Part of it includes a proposed 12,000-acre reservoir, with the potential to hold up to 30,000 acre-feet of floodwater.

“So when there are excess flows from the Kings River, we would move that into a proposed storage site near Kettleman City,” said Jason Gianquinto. “(We would) be able to regulate that into the aqueduct, and then bring that into Kern County through Semitropic’s programs to recharge the groundwater basin to avoid overdraft and enhance our surface water supply.”

Semitropic says they started developing the project as a result of reduced Delta flows and the Sustainable Groundwater Management Act. The extra water would benefit their landowners in Kern County.

But officials in Kings County question how it will affect their ability to comply with the state mandate.

“So when we start talking about allowing water to leave our basin, it’s a real concern for us,” said Kings County Supervisor Craig Pedersen believes more water storage is needed.

The board supports Temperance Flat, and Pedersen believes recharge basins like one, run by Laguna Irrigation District, are beneficial to the county.

But he doesn’t support Semitropic’s project.

“So can we allow for the possibility of a facility to be built that is going to export water out of the region that we know is not sustainable today?” Pedersen said. “So it would be difficult to be comfortable I think, basin-wide, to allow any escape of water.”

Gianquinto says there are multiple benefits to the project, including ecosystem and recreational improvements, as well as flood control in the Tulare Lake lakebed.

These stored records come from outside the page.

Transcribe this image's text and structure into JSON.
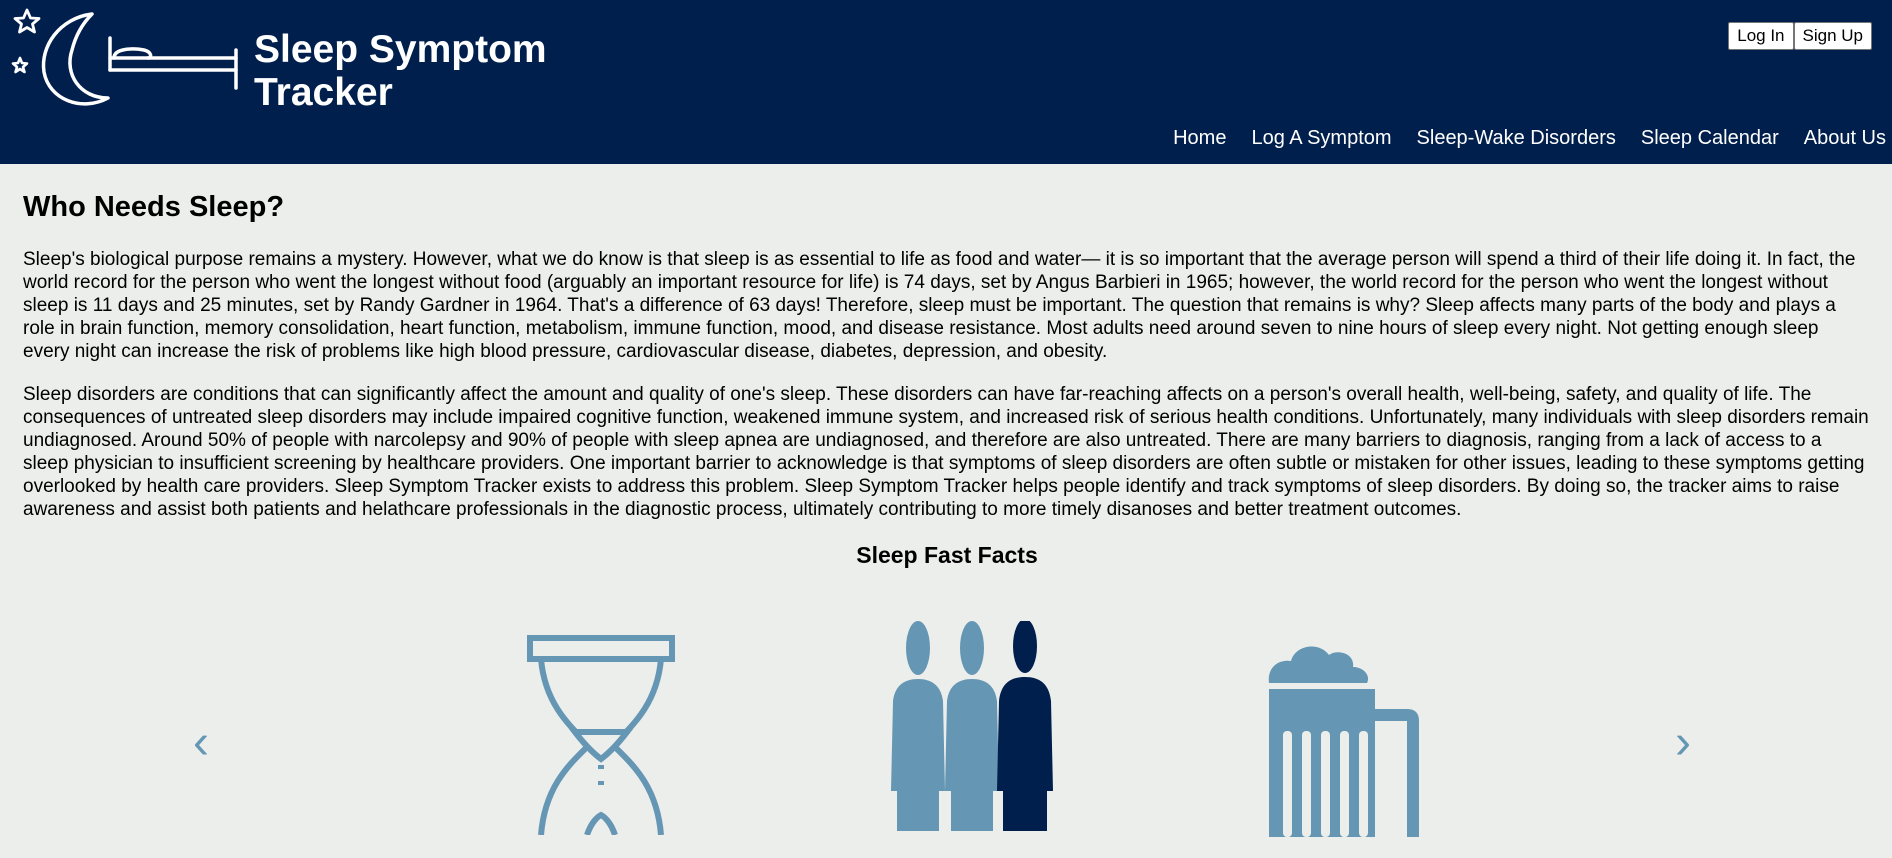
{
  "header": {
    "logo_icon": "moon-bed-stars-icon",
    "brand_title": "Sleep Symptom Tracker",
    "auth": {
      "login_label": "Log In",
      "signup_label": "Sign Up"
    },
    "nav": [
      {
        "label": "Home"
      },
      {
        "label": "Log A Symptom"
      },
      {
        "label": "Sleep-Wake Disorders"
      },
      {
        "label": "Sleep Calendar"
      },
      {
        "label": "About Us"
      }
    ]
  },
  "main": {
    "title": "Who Needs Sleep?",
    "paragraphs": [
      "Sleep's biological purpose remains a mystery. However, what we do know is that sleep is as essential to life as food and water— it is so important that the average person will spend a third of their life doing it. In fact, the world record for the person who went the longest without food (arguably an important resource for life) is 74 days, set by Angus Barbieri in 1965; however, the world record for the person who went the longest without sleep is 11 days and 25 minutes, set by Randy Gardner in 1964. That's a difference of 63 days! Therefore, sleep must be important. The question that remains is why? Sleep affects many parts of the body and plays a role in brain function, memory consolidation, heart function, metabolism, immune function, mood, and disease resistance. Most adults need around seven to nine hours of sleep every night. Not getting enough sleep every night can increase the risk of problems like high blood pressure, cardiovascular disease, diabetes, depression, and obesity.",
      "Sleep disorders are conditions that can significantly affect the amount and quality of one's sleep. These disorders can have far-reaching affects on a person's overall health, well-being, safety, and quality of life. The consequences of untreated sleep disorders may include impaired cognitive function, weakened immune system, and increased risk of serious health conditions. Unfortunately, many individuals with sleep disorders remain undiagnosed. Around 50% of people with narcolepsy and 90% of people with sleep apnea are undiagnosed, and therefore are also untreated. There are many barriers to diagnosis, ranging from a lack of access to a sleep physician to insufficient screening by healthcare providers. One important barrier to acknowledge is that symptoms of sleep disorders are often subtle or mistaken for other issues, leading to these symptoms getting overlooked by health care providers. Sleep Symptom Tracker exists to address this problem. Sleep Symptom Tracker helps people identify and track symptoms of sleep disorders. By doing so, the tracker aims to raise awareness and assist both patients and helathcare professionals in the diagnostic process, ultimately contributing to more timely disanoses and better treatment outcomes."
    ],
    "facts_title": "Sleep Fast Facts",
    "carousel": {
      "prev_label": "‹",
      "next_label": "›",
      "icons": [
        "hourglass-icon",
        "three-people-icon",
        "beer-mug-icon"
      ]
    }
  },
  "colors": {
    "header_bg": "#001f4d",
    "page_bg": "#eceeec",
    "icon_light": "#6597b4",
    "icon_dark": "#001f4d"
  }
}
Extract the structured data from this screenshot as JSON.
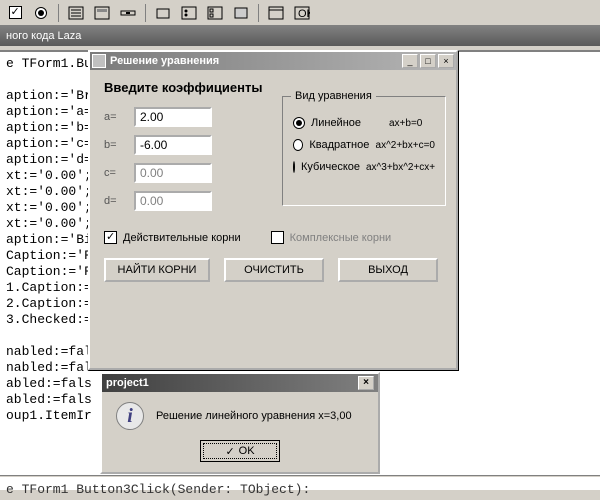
{
  "tab_strip": "ного кода Laza",
  "code_lines": [
    "e TForm1.Bu",
    "",
    "aption:='Br",
    "aption:='a=",
    "aption:='b=",
    "aption:='c=",
    "aption:='d=",
    "xt:='0.00';",
    "xt:='0.00';",
    "xt:='0.00';",
    "xt:='0.00';",
    "aption:='Bi",
    "Caption:='F",
    "Caption:='F",
    "1.Caption:=",
    "2.Caption:=",
    "3.Checked:=",
    "",
    "nabled:=fal",
    "nabled:=fal",
    "abled:=fals",
    "abled:=fals",
    "oup1.ItemIr"
  ],
  "bottom_code": "e TForm1 Button3Click(Sender: TObject):",
  "dialog": {
    "title": "Решение уравнения",
    "heading": "Введите коэффициенты",
    "a_label": "a=",
    "b_label": "b=",
    "c_label": "c=",
    "d_label": "d=",
    "a_value": "2.00",
    "b_value": "-6.00",
    "c_value": "0.00",
    "d_value": "0.00",
    "group_title": "Вид уравнения",
    "radios": [
      {
        "label": "Линейное",
        "formula": "ax+b=0",
        "selected": true
      },
      {
        "label": "Квадратное",
        "formula": "ax^2+bx+c=0",
        "selected": false
      },
      {
        "label": "Кубическое",
        "formula": "ax^3+bx^2+cx+",
        "selected": false
      }
    ],
    "chk_real": "Действительные корни",
    "chk_complex": "Комплексные корни",
    "btn_find": "НАЙТИ КОРНИ",
    "btn_clear": "ОЧИСТИТЬ",
    "btn_exit": "ВЫХОД"
  },
  "msgbox": {
    "title": "project1",
    "text": "Решение линейного уравнения x=3,00",
    "ok": "OK"
  }
}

Monday, they’ll submit their project proposal to the state. But it could be years before the water district breaks ground on the project.